When you hear the term “Radical Honesty” — how does it make you feel? Anxious? Suspicious? Curious?
For me, it’s full-on excitement with a dash of hesitation. Why hesitation? Radically honesty can be painful. It can sting. But it can also liberate in ways nothing else can.
And I’m on a mission to incorporate more of it into my life — every day.
First, let’s define “Radical Honesty” so we’re on the same page. The best definition I found was from none other than RadicalHonesty.com (hah!), founded by Brad Blanton, Ph.D. He says,
“Being Radically Honest means you tell the people in your life what you’ve done and plan to do, what you think, and what you feel. It’s the kind of authentic sharing that creates the possibility of love, intimacy, aliveness, and action.”
But to further clarify what sets Radical Honesty apart, he goes on to share,
“Radical Honesty is not to be confused with a moral obligation to tell the truth. It is a pragmatic, functional path to reduce human suffering through sharing in-depth and detail what you feel, what you think, what you have done, and what you want.”
The way I like to see it is this — honesty is about morality.
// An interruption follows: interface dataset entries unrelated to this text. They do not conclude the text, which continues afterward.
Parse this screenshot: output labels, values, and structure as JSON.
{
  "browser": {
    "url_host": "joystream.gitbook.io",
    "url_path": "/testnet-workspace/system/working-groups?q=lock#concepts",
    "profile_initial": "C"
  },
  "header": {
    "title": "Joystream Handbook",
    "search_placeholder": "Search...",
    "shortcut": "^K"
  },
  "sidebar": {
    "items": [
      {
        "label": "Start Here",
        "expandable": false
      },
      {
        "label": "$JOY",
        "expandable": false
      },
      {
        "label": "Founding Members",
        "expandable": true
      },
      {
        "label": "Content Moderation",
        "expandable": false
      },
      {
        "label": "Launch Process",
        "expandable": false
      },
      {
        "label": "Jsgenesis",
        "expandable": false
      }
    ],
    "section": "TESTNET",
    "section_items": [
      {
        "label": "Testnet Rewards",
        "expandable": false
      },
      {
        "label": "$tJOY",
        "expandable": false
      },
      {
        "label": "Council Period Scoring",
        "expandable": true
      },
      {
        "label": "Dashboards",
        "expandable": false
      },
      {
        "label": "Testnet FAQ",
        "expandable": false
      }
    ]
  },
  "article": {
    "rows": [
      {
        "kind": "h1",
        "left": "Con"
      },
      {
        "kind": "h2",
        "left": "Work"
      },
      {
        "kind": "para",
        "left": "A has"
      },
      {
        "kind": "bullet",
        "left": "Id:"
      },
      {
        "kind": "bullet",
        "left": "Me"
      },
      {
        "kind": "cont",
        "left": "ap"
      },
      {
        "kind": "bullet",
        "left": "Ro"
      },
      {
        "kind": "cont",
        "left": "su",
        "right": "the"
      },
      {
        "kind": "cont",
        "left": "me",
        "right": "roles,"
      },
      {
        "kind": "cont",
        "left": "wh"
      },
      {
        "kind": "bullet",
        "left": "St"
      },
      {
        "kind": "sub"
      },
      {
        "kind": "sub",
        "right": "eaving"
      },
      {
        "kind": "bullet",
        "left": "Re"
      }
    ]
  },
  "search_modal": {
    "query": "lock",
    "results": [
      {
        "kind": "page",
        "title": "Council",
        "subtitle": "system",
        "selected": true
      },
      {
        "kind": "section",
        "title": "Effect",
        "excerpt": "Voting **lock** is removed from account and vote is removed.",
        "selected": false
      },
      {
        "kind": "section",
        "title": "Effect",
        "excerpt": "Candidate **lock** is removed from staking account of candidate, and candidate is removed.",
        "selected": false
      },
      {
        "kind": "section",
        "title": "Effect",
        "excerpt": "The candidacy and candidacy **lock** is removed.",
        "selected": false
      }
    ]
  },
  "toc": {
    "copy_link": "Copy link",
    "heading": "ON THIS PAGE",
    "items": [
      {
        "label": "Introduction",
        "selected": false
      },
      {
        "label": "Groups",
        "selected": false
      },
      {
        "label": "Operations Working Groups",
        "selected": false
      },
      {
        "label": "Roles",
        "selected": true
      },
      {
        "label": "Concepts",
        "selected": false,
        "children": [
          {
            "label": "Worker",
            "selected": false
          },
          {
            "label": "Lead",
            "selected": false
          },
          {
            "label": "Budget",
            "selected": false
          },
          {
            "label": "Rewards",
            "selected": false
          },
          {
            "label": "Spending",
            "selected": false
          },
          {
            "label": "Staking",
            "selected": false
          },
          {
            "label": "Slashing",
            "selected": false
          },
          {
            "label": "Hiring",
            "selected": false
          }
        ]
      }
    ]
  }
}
But being Radically Honest isn’t about morality at all. It’s about sanity. It’s about freedom. It’s about the continual grooming we must do every day to stay true to ourselves in a world that would have us dressing in costume and singing songs we don’t like.
It’s being R E A L. And we need more of it — the right way.
It’s very important to separate the type of Radical Honesty we’re discussing from the cut-throat, chop-your-head-off variety that folks love to highlight whenever this subject comes up.
This isn’t about winning the argument or gaining an advantage. It’s actually about being vulnerable. Opening ourselves up. Revealing the root of the issue. Risking rejection.
But it’s also about compassion. For ourselves and the other person. It takes into account that although our honesty is warranted, it might be difficult for the other person and therefore we are very intentional about how it’s shared.
Being Radically Honest looks like telling our partners the hard things no one wants to say out loud. Telling our boss why we’re really late. Telling ourselves what we don’t want to admit.
When it comes to being Radically Honest with other people, I go through these three steps: 1) Recognize there’s a reason to be Radically Honest, 2) Ensure that person is open and available for it, and 3) Do our best to be kind in its delivery.
The best part? It can AND should also be applied when being Radically Honest with ourselves.
And no, I haven’t got this mastered. My friends and family would laugh at such an idea… much less my inner voice. My double-Sagittarius ego suffers from foot-in-mouth disease and my brain likes to freeze up during confrontation. I often fail at being Radically Honest in a smooth way, but I’m getting better.
It’s not easy, but the rewards always equate to freedom. For ourselves and the other person involved — if there is one.
We need Radical Honesty to be true to who we are. To what we experience. To how we view the world. To let others know where we stand and how our boundaries align. To make decisions, choices, and opportunities. To be sane.
And if you’re sitting there thinking, YEA RIGHT, it’s okay — we aren’t taught to be honest, much less Radically Honest. Sure, maybe our parents said “don’t lie” and even punished us for doing so. But we saw them lie constantly! Telling their friends they had other plans when they didn’t. Telling people they were great when they weren’t. It was all very confusing to us as children and now we have mixed feelings about being honest. We constantly question “can I reallllllly do that?”
Because being honest is TOUGH, much less Radically Honest. And yet, it’s so important.
Being Radically Honest is good for our health. It gives us more energy and confidence when we express ourselves truthfully. It is good for our relationships. We know who’s really supposed to be in our life by the way they handle the Radical Honesty club. It’s good for our professional lives. Would we really spend our entire lives doing a job we hate for a boss we hate if we were Radically Honest with ourselves? And how much nicer would our working relationships be if we knew that we could be Radically Honest in a safe environment?
Join me by adding more Radical Honesty into your life. Don’t forget to sprinkle in compassion. And know that especially on the front end, it might look messy and awkward for a while (trust me! haha) and that’s okay.
It’s never easy to go against what we’ve been taught or how we’ve been conditioned. But damn is it rewarding.
PS Radical Honesty is one of my favorite subjects so look out for more articles where I break this down for individual areas in our life. Yay!